• Eudyptes sclateri;
  • Megadyptes antipodes;
  • heat retention;
  • penguin;
  • vascular system

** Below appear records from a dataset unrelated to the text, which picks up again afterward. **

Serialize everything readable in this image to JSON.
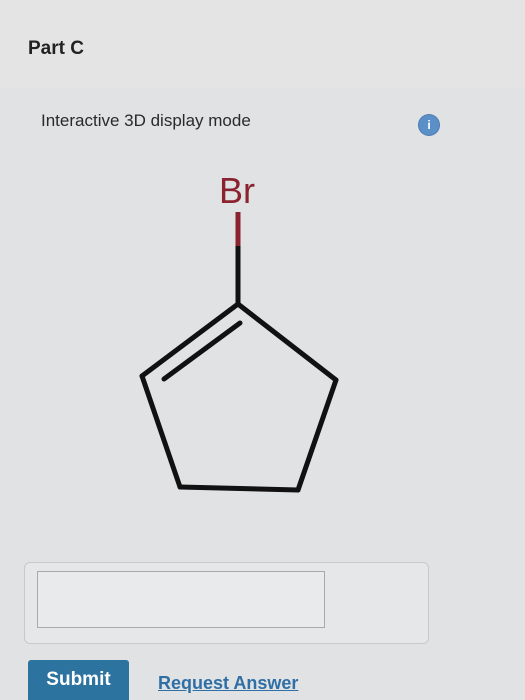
{
  "part": {
    "title": "Part C"
  },
  "viewer": {
    "mode_label": "Interactive 3D display mode",
    "info_icon": "info-icon",
    "info_glyph": "i"
  },
  "molecule": {
    "atom_label": "Br",
    "structure": "bromocyclopentene"
  },
  "answer": {
    "value": "",
    "placeholder": ""
  },
  "actions": {
    "submit_label": "Submit",
    "request_answer_label": "Request Answer"
  },
  "colors": {
    "submit_bg": "#2d73a0",
    "link": "#2f6fa5",
    "info": "#5b8fc8",
    "bromine": "#8b2230"
  }
}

Insulation and vascular heat-retention mechanisms allow penguins to forage for a prolonged time in water that is much cooler than core body temperature. Wing-based heat retention involves a plexus of humeral arteries and veins, which redirect heat to the body core rather than to the wing periphery. The humeral arterial plexus is described here for Eudyptes and Megadyptes, the only extant penguin genera for which wing vascular anatomy had not previously been reported. The erect-crested (Eudyptes sclateri) and yellow-eyed (Megadyptes antipodes) penguins both have a plexus of three humeral arteries on the ventral surface of the humerus. The wing vascular system shows little variation between erect-crested and yellow-eyed penguins, and is generally conserved across the six extant genera of penguins, with the exception of the humeral arterial plexus. The number of humeral arteries within the plexus demonstrates substantial variation and correlates well with wing surface area. Little penguins (Eudyptula minor) have two humeral arteries and a wing surface area of ∼ 75 cm2, whereas emperor penguins (Aptenodytes forsteri) have up to 15 humeral arteries and a wing surface area of ∼ 203 cm2. Further, the number of humeral arteries has a stronger correlation with wing surface area than with sea water temperature. We propose that thermoregulation has placed the humeral arterial plexus under a strong selection pressure, driving penguins with larger wing surface areas to compensate for heat loss by developing additional humeral arteries. Anat Rec, 2012. © 2011 Wiley Periodicals, Inc.